For spreadsheet jockeys this is both good and bad news. On the positive side, SocialCalc spreadsheets inherit wiki-style revision tracking, which is an automatic audit trail that will arguably be even more important on spreadsheets with financial and other hard data on them than it is on text-based wiki pages. "There's no inherent audit trail in Excel," SocialText chairman Ross Mayfield reminded me.
Users can also easily embed data from other SocialCalc sheets in their spreadsheets, or for that matter data from any SocialText wiki page or Web URL. This could make building workgroup-wide, or even company-wide spreadsheets possible. Assuming, that is, everyone in said workgroup or company is comfortable using SocialCalc instead of Excel.

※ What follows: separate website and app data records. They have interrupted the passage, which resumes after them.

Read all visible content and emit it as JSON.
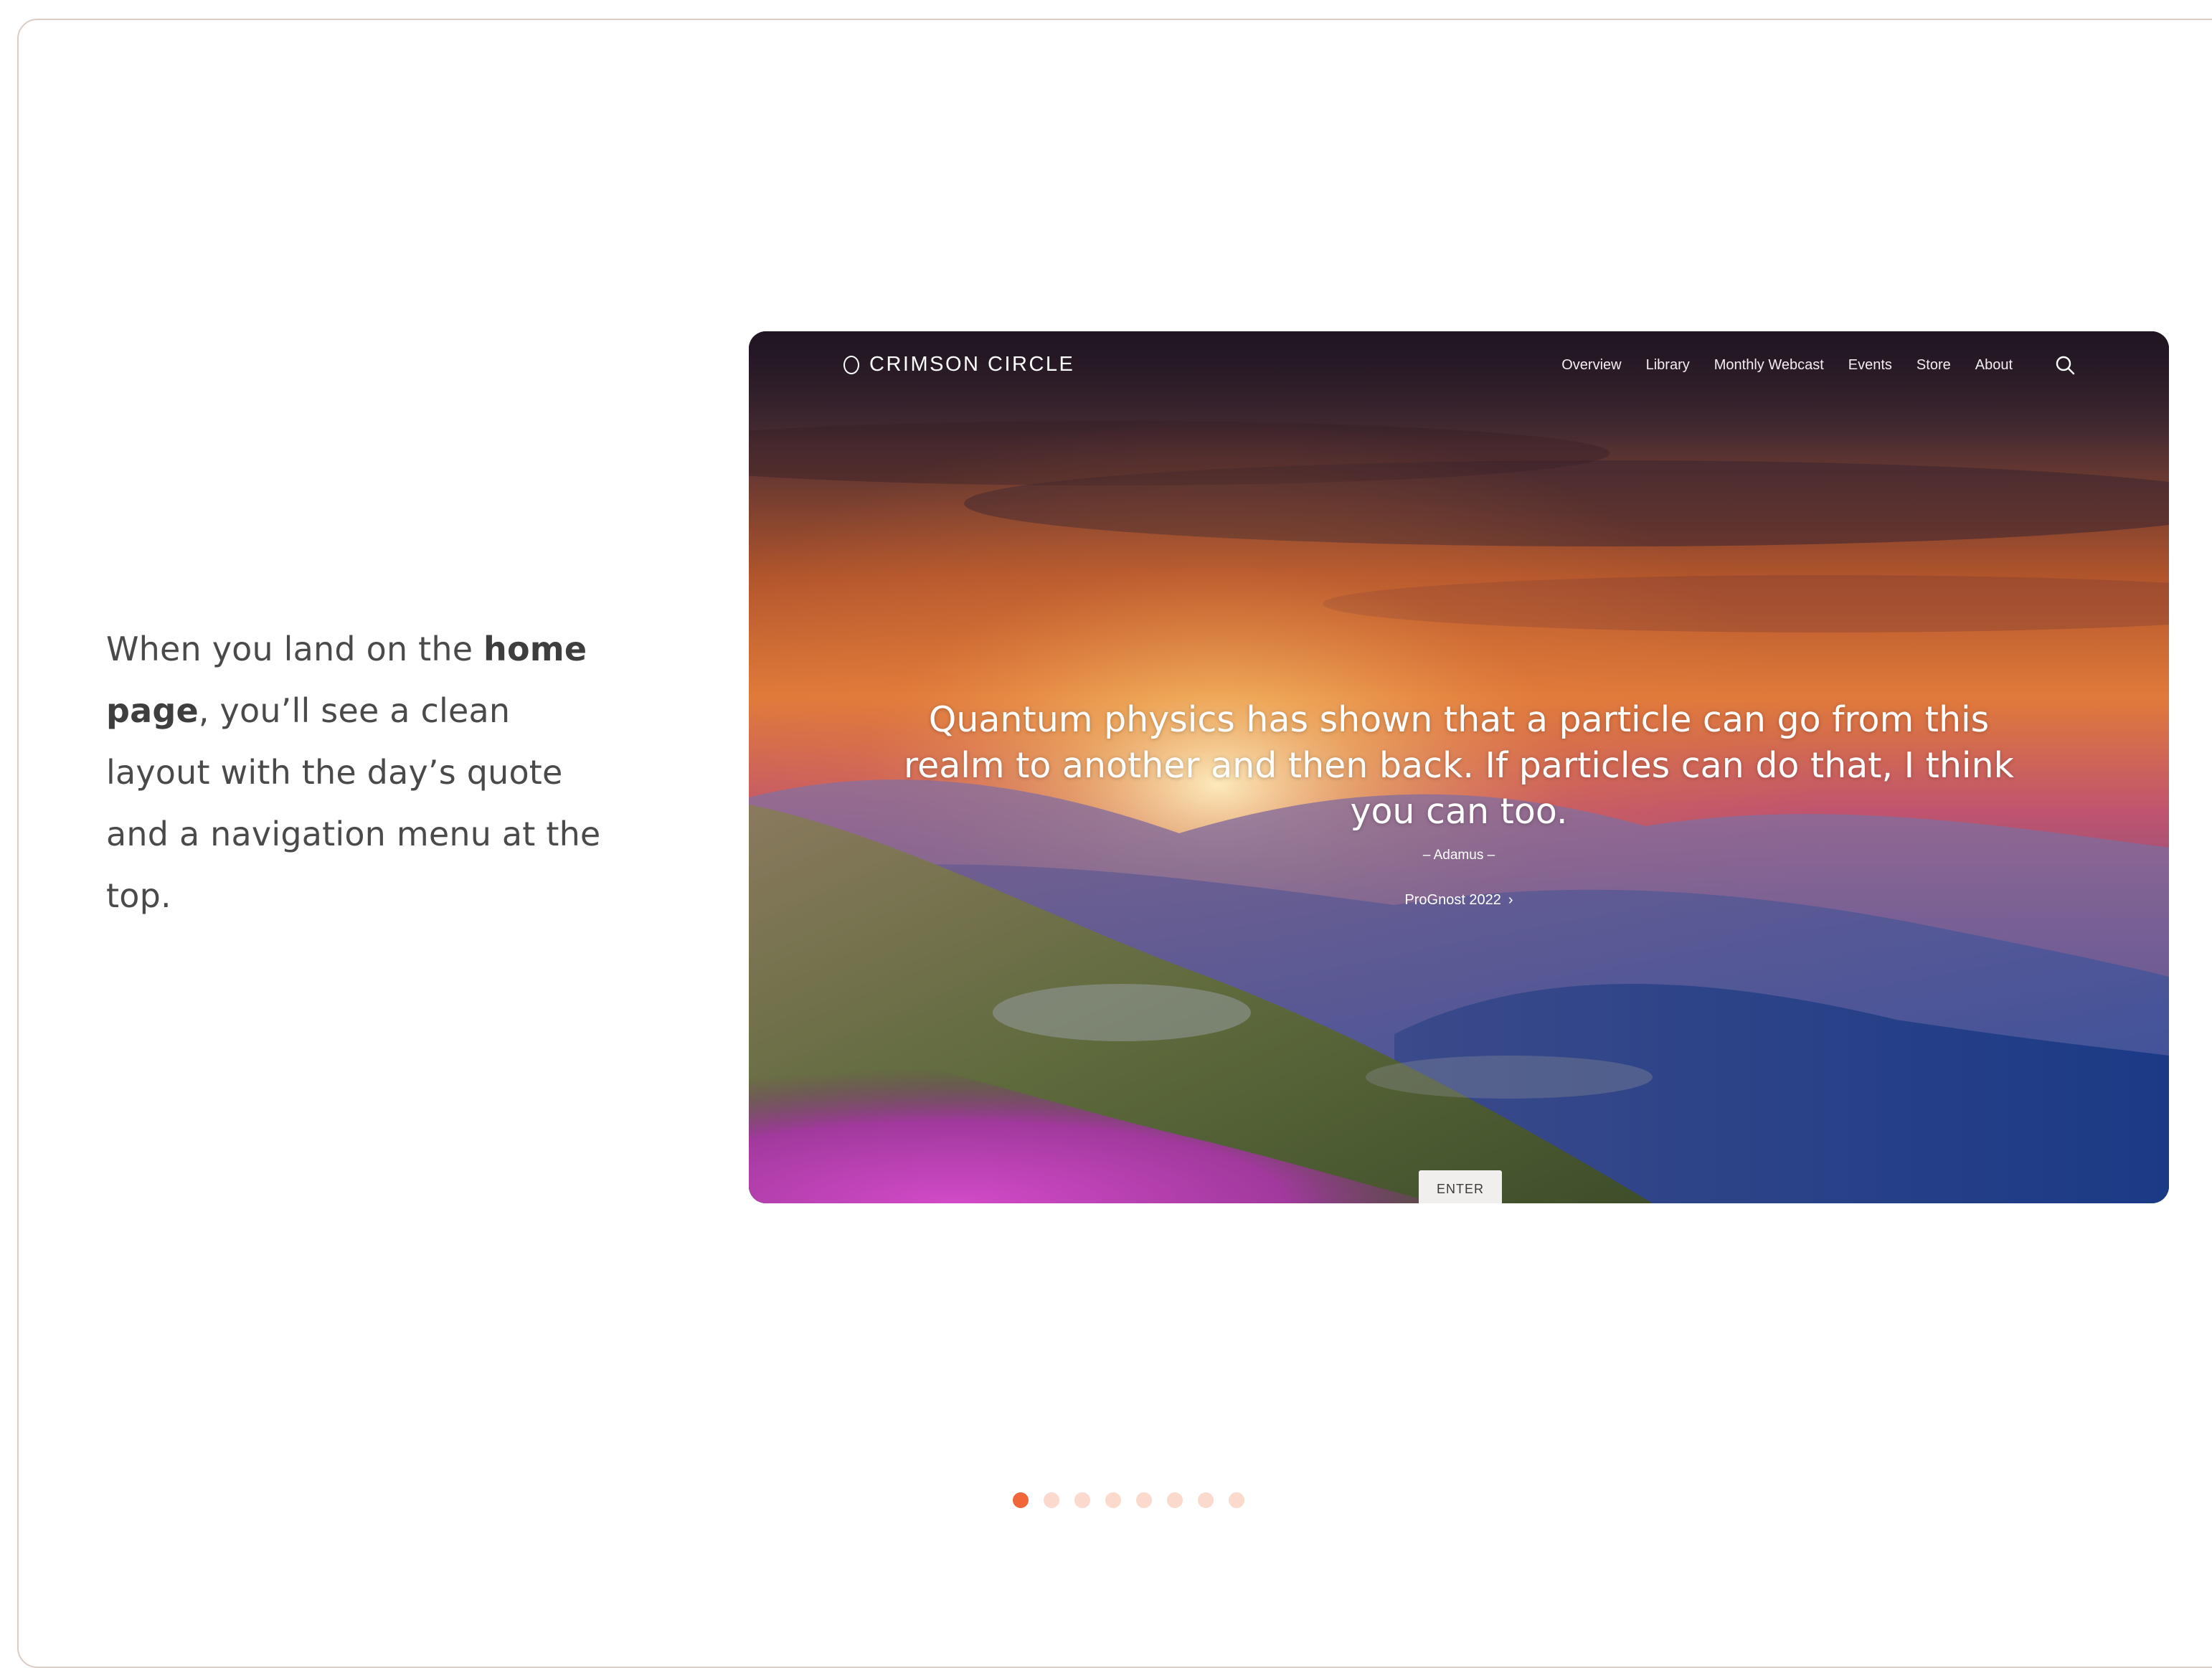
{
  "caption": {
    "before": "When you land on the ",
    "bold": "home page",
    "after": ", you’ll see a clean layout with the day’s quote and a navigation menu at the top."
  },
  "site": {
    "logo_text": "CRIMSON CIRCLE",
    "nav": [
      "Overview",
      "Library",
      "Monthly Webcast",
      "Events",
      "Store",
      "About"
    ],
    "search_icon": "search-icon",
    "quote": "Quantum physics has shown that a particle can go from this realm to another and then back. If particles can do that, I think you can too.",
    "author": "– Adamus –",
    "link_label": "ProGnost 2022",
    "enter_label": "ENTER"
  },
  "carousel": {
    "total": 8,
    "active_index": 0,
    "active_color": "#f0663a",
    "inactive_color": "#fbd9cc"
  }
}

Which brings us to the negatives of this new product. The biggest is that it is not Excel, and it will require the most re-learning from exactly those people who would find its collaboration functions the most helpful: heavy spreadsheet users. And it's not just the interface that's different, it's the features. Like many Web-based productivity tools, SocialCalc doesn't have all the analytic or presentation features of its mature standalone counterparts. I predict this will frustrate people who want to use SocialCalc to build complex company-wide models on it.

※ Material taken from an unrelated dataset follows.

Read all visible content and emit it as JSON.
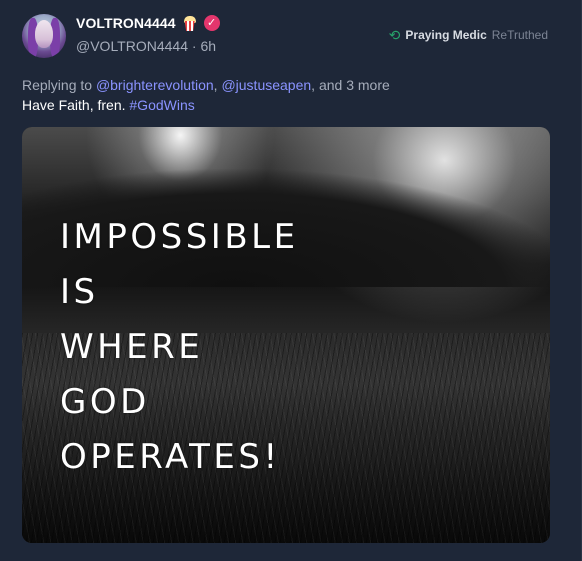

Mayfield told me that coordinating work is "at least eight times as important" as providing a complete Excel-caliber feature set on SocialCalc, and I agree in principle, but I can still see a few heavy Excel users in a company raising a very loud stink if they are forced to use a tool that doesn't do everything they are accustomed to.
The other downside to SocialCalc is that it doesn't allow real-time collaboration like the spreadsheet in Google Docs does. While some people see live multi-person spreadsheet editing as a gimmick, in fact the more people who need to contribute to a worksheet the more important that feature becomes. It removes the awkward need for users to wait in line to edit a document if someone else has it open.
SocialText will provide professional services to make the adoption easier by its customers, and the tool will no doubt be welcomed by infrequent spreadsheet users. It's a good addition to the SocialText lineup; I just don't expect it to be an easy transition for everyone.